A pact permitting Turkish hydrocarbon drilling in Libya’s Mediterranean waters was deemed “illegal” by Egypt and Greece on Sunday, and Athens vowed to contest it using all “legal measures.”
Turkey announced on Monday that it has reached an agreement with Tripoli’s authorities to explore for hydrocarbons in Libya’s seas.
In Cairo, where he visited his Egyptian counterpart Sameh Shoukry, Greek Foreign Minister Nikos Dendias declared, “This accord undermines peace and security in the Mediterranean.”
The deal comes after a pact Turkey and Tripoli struck three years ago that defined their mutual maritime limits.
The 2019 deal, according to Greece, Egypt, and Cyprus, infringes their economic rights in a region where there may be significant natural gas deposits.
Dendias continued, “We will protect our rights by any means necessary.”
Tripoli, he claimed, “does not have the essential control over this area,” making the deal “illegal and inadmissible.”
Shoukry asserted that “the administration of Tripoli does not have the legitimacy to sign accords” and that the “mandate of the authorities in Tripoli has expired.”
The agreement has been rejected by a rival Libyan administration in the war-torn nation’s east, which since March has been trying to seize power in Tripoli and also claims the government’s term has expired.
The agreement reached on Monday expands upon one that was previously reached between Ankara and the former government in Tripoli in 2019. At the time, there was a fierce war for control of the capital after eastern military leader Khalifa Haftar tried to take it by force.
An important factor in the defeat of Haftar, who was then supported by Egypt, Russia, and the United Arab Emirates, was the quick delivery of Turkish drones to Tripoli-based forces.
This year, as the price of energy increased globally, the urgency of the issue of rights to Libya’s abundant hydrocarbon resources increased.

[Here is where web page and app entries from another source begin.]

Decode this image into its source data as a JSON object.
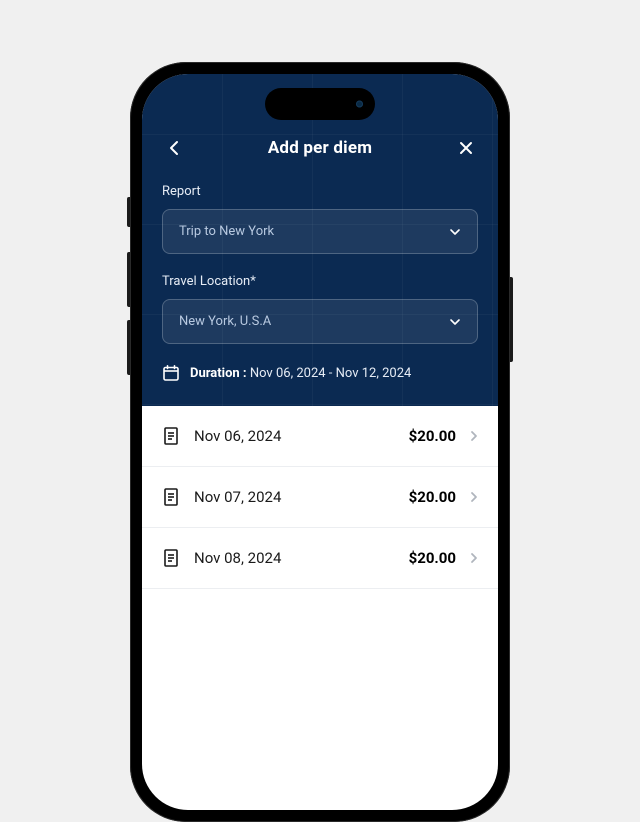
{
  "header": {
    "title": "Add per diem"
  },
  "form": {
    "report": {
      "label": "Report",
      "value": "Trip to New York"
    },
    "location": {
      "label": "Travel Location*",
      "value": "New York, U.S.A"
    },
    "duration": {
      "label": "Duration :",
      "value": "Nov 06, 2024 - Nov 12, 2024"
    }
  },
  "days": [
    {
      "date": "Nov 06, 2024",
      "amount": "$20.00"
    },
    {
      "date": "Nov 07, 2024",
      "amount": "$20.00"
    },
    {
      "date": "Nov 08, 2024",
      "amount": "$20.00"
    }
  ]
}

The 2019 maritime boundary agreement has been condemned by the European Union, and according to France, it “does not comply with international law.”